In Part 1 of this series I outlined the issue with the Greek word anthropos and Joel Hoffman’s claim that this word has a male meaning component. I showed that the word is used only extremely rarely to contrast with words meaning “woman”. I also linked to evidence that the word is used of specific women, although rarely and never in the New Testament, in which case it has feminine grammatical gender.
At this point I want to introduce my readers to the concept of markedness. This is an important idea in linguistics, one which was first developed in the field of phonology but is now proving useful in describing other aspects of languages.
Steve Runge helped me to learn more about markedness in a series of posts earlier this year on his NT Discourse blog. The most important post for this discussion is the first one; in his other with the markedness tag he applies this theory to Greek verbs and discourse. Here is part of Steve’s introduction:
Markedness is an organizational framework for taking a complex set of data and organizing it into meaningful groupings to facilitate description of the members. The organization is accomplished by taking the most simple, basic member of the set, and using it as the canon against which the other members are contrasted. The most basic member is referred to as the default. The other members of the set are then described by how each differs from the default and from the other members. The default option is the one used when, to paraphrase the Hallmark commercial, “you do not care enough to send the very best.” In other words, when there is nothing special that one wants to signal as present, the default is the natural choice. For this reason, the default is generally the most frequently occurring member of the set. It does not signal or mark the presence of any special feature. In this way the default is also called the unmarked option.

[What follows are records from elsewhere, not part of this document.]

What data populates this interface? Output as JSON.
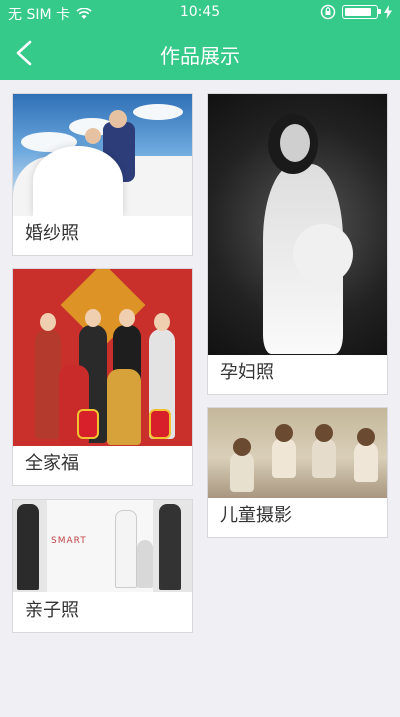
{
  "status_bar": {
    "carrier": "无 SIM 卡",
    "time": "10:45",
    "battery_level": 0.85
  },
  "nav": {
    "title": "作品展示",
    "back_icon": "chevron-left-icon"
  },
  "cards": {
    "wedding": {
      "label": "婚纱照"
    },
    "pregnant": {
      "label": "孕妇照"
    },
    "family": {
      "label": "全家福"
    },
    "kids": {
      "label": "儿童摄影"
    },
    "parent_child": {
      "label": "亲子照",
      "logo_text": "SMART"
    }
  },
  "colors": {
    "header": "#35c98a",
    "background": "#efeff4"
  }
}
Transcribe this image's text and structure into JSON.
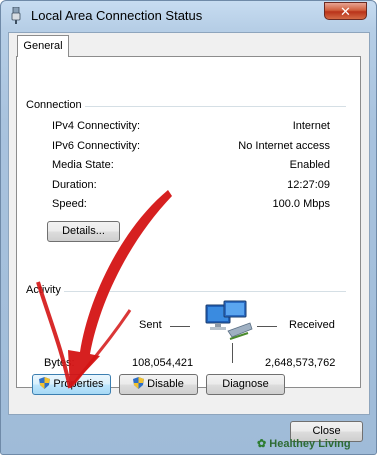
{
  "window": {
    "title": "Local Area Connection Status",
    "close_glyph": "✕"
  },
  "tabs": [
    {
      "label": "General"
    }
  ],
  "connection": {
    "heading": "Connection",
    "rows": [
      {
        "label": "IPv4 Connectivity:",
        "value": "Internet"
      },
      {
        "label": "IPv6 Connectivity:",
        "value": "No Internet access"
      },
      {
        "label": "Media State:",
        "value": "Enabled"
      },
      {
        "label": "Duration:",
        "value": "12:27:09"
      },
      {
        "label": "Speed:",
        "value": "100.0 Mbps"
      }
    ],
    "details_label": "Details..."
  },
  "activity": {
    "heading": "Activity",
    "sent_label": "Sent",
    "received_label": "Received",
    "bytes_label": "Bytes:",
    "bytes_sent": "108,054,421",
    "bytes_received": "2,648,573,762",
    "icon": "network-computers-icon"
  },
  "buttons": {
    "properties": "Properties",
    "disable": "Disable",
    "diagnose": "Diagnose",
    "close": "Close"
  },
  "watermark": {
    "brand_prefix": "✿",
    "brand_name": "Healthey Living"
  },
  "colors": {
    "title_bar": "#b6cee6",
    "close_button": "#c7442a",
    "arrow": "#d41414"
  }
}
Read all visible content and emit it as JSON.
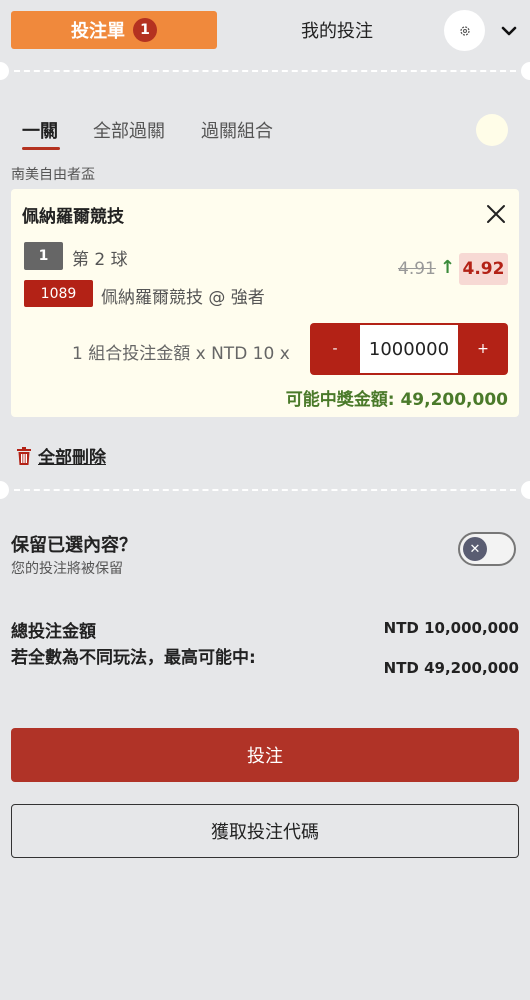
{
  "header": {
    "betslip_label": "投注單",
    "betslip_count": "1",
    "mybets_label": "我的投注"
  },
  "subtabs": [
    "一關",
    "全部過關",
    "過關組合"
  ],
  "competition": "南美自由者盃",
  "bet": {
    "match": "佩納羅爾競技",
    "market_tag": "1",
    "market": "第 2 球",
    "selection_tag": "1089",
    "selection": "佩納羅爾競技 @ 強者",
    "old_odds": "4.91",
    "arrow": "↑",
    "new_odds": "4.92",
    "stake_text": "1 組合投注金額 x NTD 10 x",
    "stake_value": "1000000",
    "minus": "-",
    "plus": "+",
    "potential": "可能中獎金額: 49,200,000"
  },
  "delete_all": "全部刪除",
  "keep": {
    "title": "保留已選內容？",
    "subtitle": "您的投注將被保留"
  },
  "totals": {
    "total_label": "總投注金額",
    "total_value": "NTD 10,000,000",
    "max_label": "若全數為不同玩法，最高可能中:",
    "max_value": "NTD 49,200,000"
  },
  "buttons": {
    "place_bet": "投注",
    "get_code": "獲取投注代碼"
  },
  "colors": {
    "accent_orange": "#f0893c",
    "brand_red": "#b32216",
    "win_green": "#4a7a2a"
  }
}
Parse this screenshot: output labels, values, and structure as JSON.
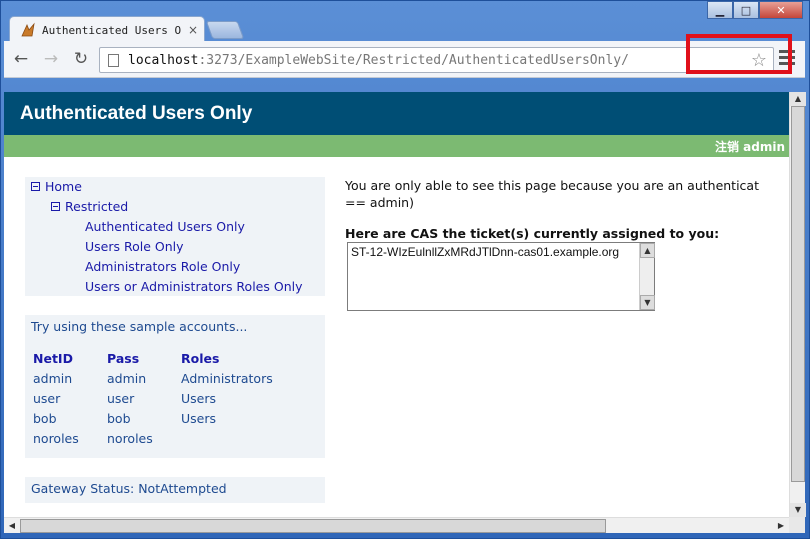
{
  "browser": {
    "tab_title": "Authenticated Users Onl",
    "tab_close": "×",
    "url_host": "localhost",
    "url_path": ":3273/ExampleWebSite/Restricted/AuthenticatedUsersOnly/",
    "window_min": "▁",
    "window_max": "□",
    "window_close": "✕",
    "back": "←",
    "forward": "→",
    "reload": "↻",
    "star": "☆"
  },
  "header": {
    "title": "Authenticated Users Only"
  },
  "greenbar": {
    "logout_label": "注销 admin"
  },
  "nav": {
    "home": "Home",
    "restricted": "Restricted",
    "items": [
      "Authenticated Users Only",
      "Users Role Only",
      "Administrators Role Only",
      "Users or Administrators Roles Only"
    ]
  },
  "accounts": {
    "intro": "Try using these sample accounts...",
    "headers": [
      "NetID",
      "Pass",
      "Roles"
    ],
    "rows": [
      [
        "admin",
        "admin",
        "Administrators"
      ],
      [
        "user",
        "user",
        "Users"
      ],
      [
        "bob",
        "bob",
        "Users"
      ],
      [
        "noroles",
        "noroles",
        ""
      ]
    ]
  },
  "gateway": {
    "status": "Gateway Status: NotAttempted"
  },
  "main": {
    "intro_line1": "You are only able to see this page because you are an authenticat",
    "intro_line2": "== admin)",
    "ticket_label": "Here are CAS the ticket(s) currently assigned to you:",
    "ticket_value": "ST-12-WIzEulnllZxMRdJTlDnn-cas01.example.org"
  },
  "colors": {
    "header_bg": "#004e75",
    "greenbar_bg": "#7cba72",
    "highlight": "#e0101a"
  }
}
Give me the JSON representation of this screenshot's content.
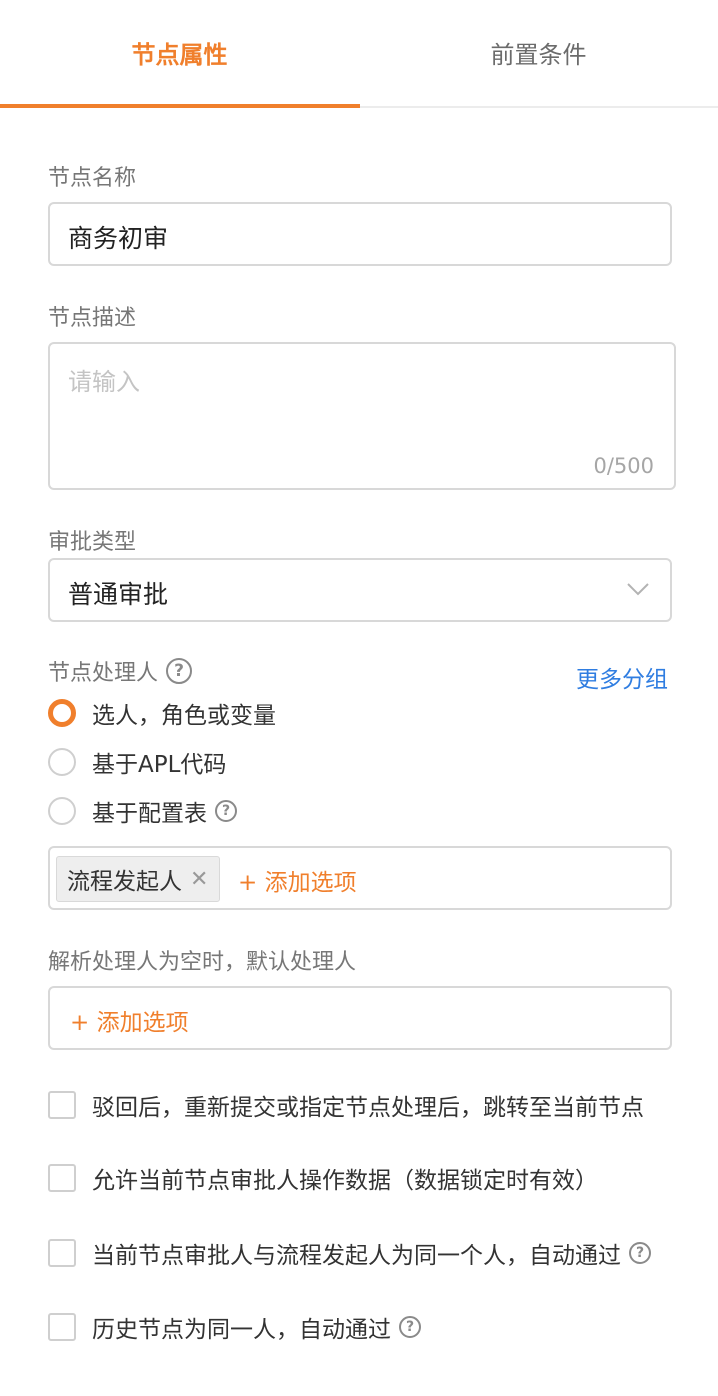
{
  "tabs": [
    {
      "label": "节点属性",
      "active": true
    },
    {
      "label": "前置条件",
      "active": false
    }
  ],
  "node_name": {
    "label": "节点名称",
    "value": "商务初审"
  },
  "node_desc": {
    "label": "节点描述",
    "placeholder": "请输入",
    "counter": "0/500"
  },
  "approval_type": {
    "label": "审批类型",
    "value": "普通审批"
  },
  "handler": {
    "label": "节点处理人",
    "help_icon": "question-circle-icon",
    "more_group": "更多分组",
    "options": [
      {
        "label": "选人，角色或变量",
        "checked": true
      },
      {
        "label": "基于APL代码",
        "checked": false
      },
      {
        "label": "基于配置表",
        "checked": false,
        "has_help": true
      }
    ],
    "tags": [
      {
        "label": "流程发起人",
        "close_icon": "close-icon"
      }
    ],
    "add_option": "+ 添加选项"
  },
  "default_handler": {
    "label": "解析处理人为空时，默认处理人",
    "add_option": "+ 添加选项"
  },
  "checkboxes": [
    {
      "label": "驳回后，重新提交或指定节点处理后，跳转至当前节点",
      "checked": false
    },
    {
      "label": "允许当前节点审批人操作数据（数据锁定时有效）",
      "checked": false
    },
    {
      "label": "当前节点审批人与流程发起人为同一个人，自动通过",
      "checked": false,
      "has_help": true
    },
    {
      "label": "历史节点为同一人，自动通过",
      "checked": false,
      "has_help": true
    }
  ],
  "colors": {
    "accent": "#f07f2c",
    "link": "#2f7de1",
    "border": "#d8d8d8"
  }
}
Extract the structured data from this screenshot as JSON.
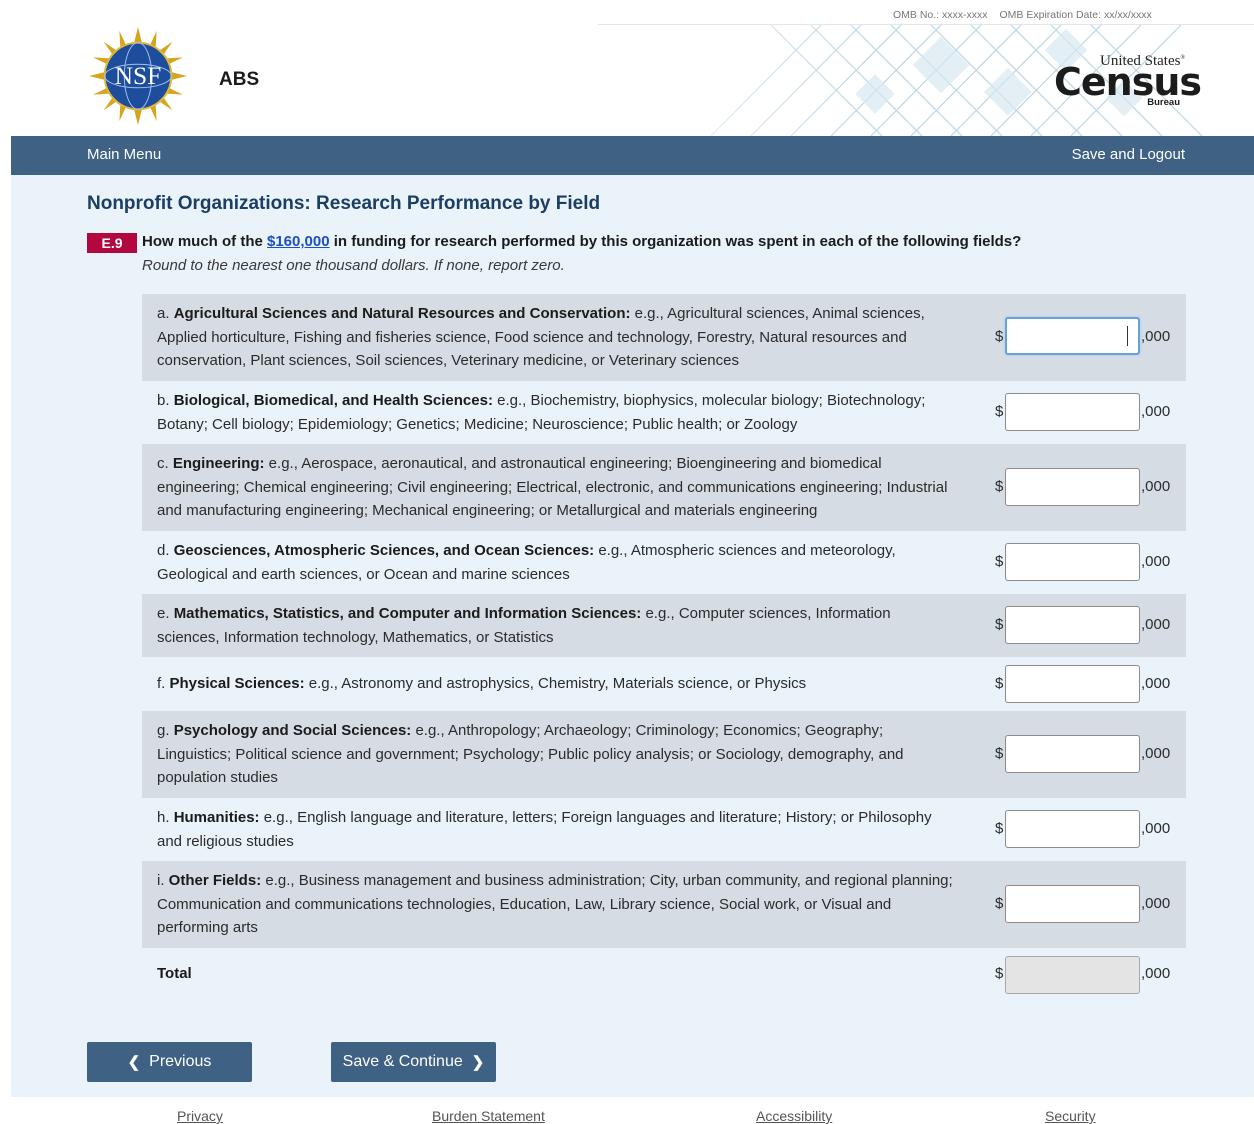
{
  "omb": {
    "number": "OMB No.: xxxx-xxxx",
    "expiration": "OMB Expiration Date: xx/xx/xxxx"
  },
  "header": {
    "nsf_logo_text": "NSF",
    "survey_label": "ABS",
    "census_logo": {
      "united_states": "United States",
      "registered": "®",
      "census": "Census",
      "bureau": "Bureau"
    }
  },
  "nav": {
    "main_menu": "Main Menu",
    "save_logout": "Save and Logout"
  },
  "page": {
    "title": "Nonprofit Organizations: Research Performance by Field",
    "question": {
      "number": "E.9",
      "text_before": "How much of the ",
      "amount_link": "$160,000",
      "text_after": " in funding for research performed by this organization was spent in each of the following fields?",
      "instruction": "Round to the nearest one thousand dollars. If none, report zero."
    },
    "currency_symbol": "$",
    "amount_suffix": ",000",
    "rows": [
      {
        "prefix": "a. ",
        "label": "Agricultural Sciences and Natural Resources and Conservation:",
        "desc": " e.g., Agricultural sciences, Animal sciences, Applied horticulture, Fishing and fisheries science, Food science and technology, Forestry, Natural resources and conservation, Plant sciences, Soil sciences, Veterinary medicine, or Veterinary sciences",
        "value": ""
      },
      {
        "prefix": "b. ",
        "label": "Biological, Biomedical, and Health Sciences:",
        "desc": " e.g., Biochemistry, biophysics, molecular biology; Biotechnology; Botany; Cell biology; Epidemiology; Genetics; Medicine; Neuroscience; Public health; or Zoology",
        "value": ""
      },
      {
        "prefix": "c. ",
        "label": "Engineering:",
        "desc": " e.g., Aerospace, aeronautical, and astronautical engineering; Bioengineering and biomedical engineering; Chemical engineering; Civil engineering; Electrical, electronic, and communications engineering; Industrial and manufacturing engineering; Mechanical engineering; or Metallurgical and materials engineering",
        "value": ""
      },
      {
        "prefix": "d. ",
        "label": "Geosciences, Atmospheric Sciences, and Ocean Sciences:",
        "desc": " e.g., Atmospheric sciences and meteorology, Geological and earth sciences, or Ocean and marine sciences",
        "value": ""
      },
      {
        "prefix": "e. ",
        "label": "Mathematics, Statistics, and Computer and Information Sciences:",
        "desc": " e.g., Computer sciences, Information sciences, Information technology, Mathematics, or Statistics",
        "value": ""
      },
      {
        "prefix": "f. ",
        "label": "Physical Sciences:",
        "desc": " e.g., Astronomy and astrophysics, Chemistry, Materials science, or Physics",
        "value": ""
      },
      {
        "prefix": "g. ",
        "label": "Psychology and Social Sciences:",
        "desc": " e.g., Anthropology; Archaeology; Criminology; Economics; Geography; Linguistics; Political science and government; Psychology; Public policy analysis; or Sociology, demography, and population studies",
        "value": ""
      },
      {
        "prefix": "h. ",
        "label": "Humanities:",
        "desc": " e.g., English language and literature, letters; Foreign languages and literature; History; or Philosophy and religious studies",
        "value": ""
      },
      {
        "prefix": "i. ",
        "label": "Other Fields:",
        "desc": " e.g., Business management and business administration; City, urban community, and regional planning; Communication and communications technologies, Education, Law, Library science, Social work, or Visual and performing arts",
        "value": ""
      }
    ],
    "total": {
      "label": "Total",
      "value": ""
    }
  },
  "buttons": {
    "previous": "Previous",
    "save_continue": "Save & Continue",
    "previous_icon": "chevron-left-icon",
    "next_icon": "chevron-right-icon"
  },
  "footer": {
    "privacy": "Privacy",
    "burden": "Burden Statement",
    "accessibility": "Accessibility",
    "security": "Security"
  },
  "colors": {
    "nav_bar": "#3f6184",
    "page_bg": "#eaf3fa",
    "row_alt": "#d6dce3",
    "badge": "#b3073f",
    "title": "#1d3e63",
    "link": "#1d4fc3"
  }
}
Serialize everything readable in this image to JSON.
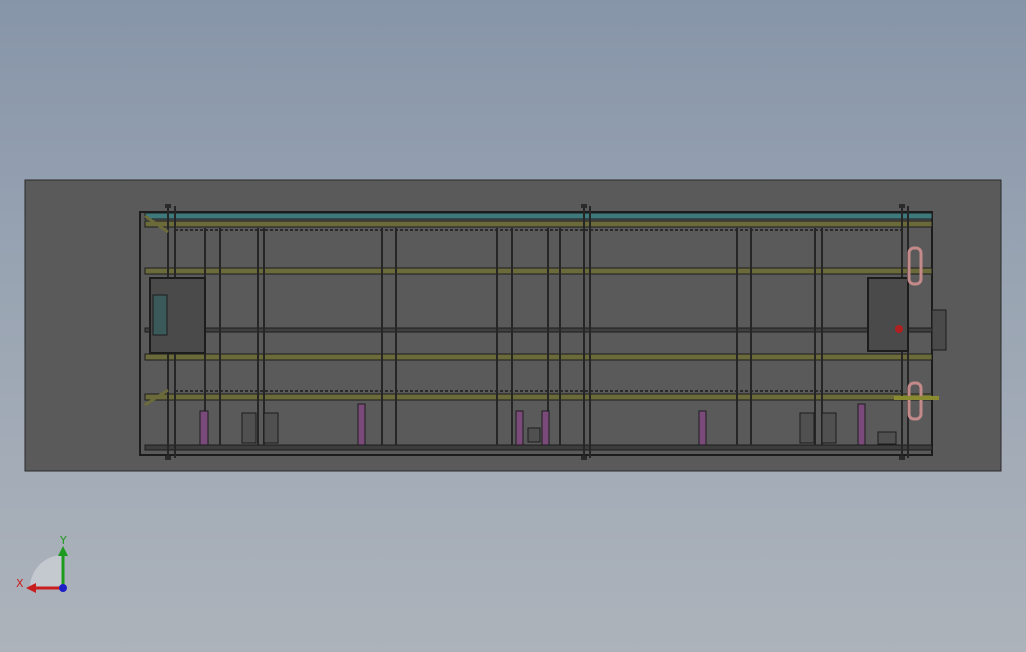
{
  "viewport": {
    "background_top": "#8795a9",
    "background_bottom": "#adb3bb"
  },
  "model": {
    "view_rect_color": "#5a5a5a",
    "frame_color": "#1c1c1c",
    "rail_olive": "#6b6a3a",
    "rail_teal": "#3e7a7c",
    "support_purple": "#7a4a7a",
    "handle_pink": "#c48a8a"
  },
  "triad": {
    "x_label": "X",
    "y_label": "Y",
    "x_color": "#c81e1e",
    "y_color": "#1e9a1e",
    "z_color": "#1e1ec8"
  }
}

This system that I have described is an asymmetrical approach to markedness, where each different member of the set marks the presence of a different, unique feature. There is another approach to markedness that is far more widely known within NT studies, though it is not used nearly so prevalently in linguistics proper. I mention it here for clarity sake, knowing that it may cause confusion for some. The intention is to show what I do not mean by markedness when I use the term.
The second approach to markedness is the symmetrical one. …
At this point I would like to make it clear that I am also using the “asymmetrical approach to markedness”, and not “the symmetrical one”. Read Steve’s post for more explanation of the difference.
I would like to apply this concept of markedness not to Greek verbs and discourse but to Greek gender and gender-related words. Of course I can only do this very inadequately in the course of a short blog post – there is very likely enough material here for a PhD. But I would like to make some provisional observations based on my experience of how Greek works.
First, I think Greek makes a clear distinction between gendered lexical items and grammatical gender. At the lexical level one can distinguish between gender pairs of words which are very different in form, e.g. ho aner “man” and he gune “woman”; pairs which differ only in their ending, in effect declining like adjectives, e.g. ho adelphos “brother” and he adelphe “sister”; and words which can be masculine or feminine depending on the gender of their referent but do not change their form, e.g. ho diakonos “servant/deacon (male)” and he diakonos “servant/deacon (female)”. The word we are mainly discussing here, anthropos, fits in the third category, although its feminine form is rare and not found in the New Testament. Some words fit in more than one category: the female form of ho theos “god” can be he theos, as in Acts 19:37, or he thea, in Acts 19:27.
In Greek, as in all gendered languages as far as I know (certainly also in French, Latin, German, Italian, Russian and Hebrew), the masculine plural is regularly used to refer to groups of mixed gender. This is already a strong indicator that masculine is the unmarked or default gender and the feminine gender is marked. Further evidence of this, at least in Greek, comes from the regular use of the masculine gender in indefinite sentences, e.g. to refer back to the genderless pronoun tis “someone”/”who”, even when the sentence is clearly applicable equally to men and women.
So how might these principles apply more specifically to anthropos? I will discuss that in Part 3.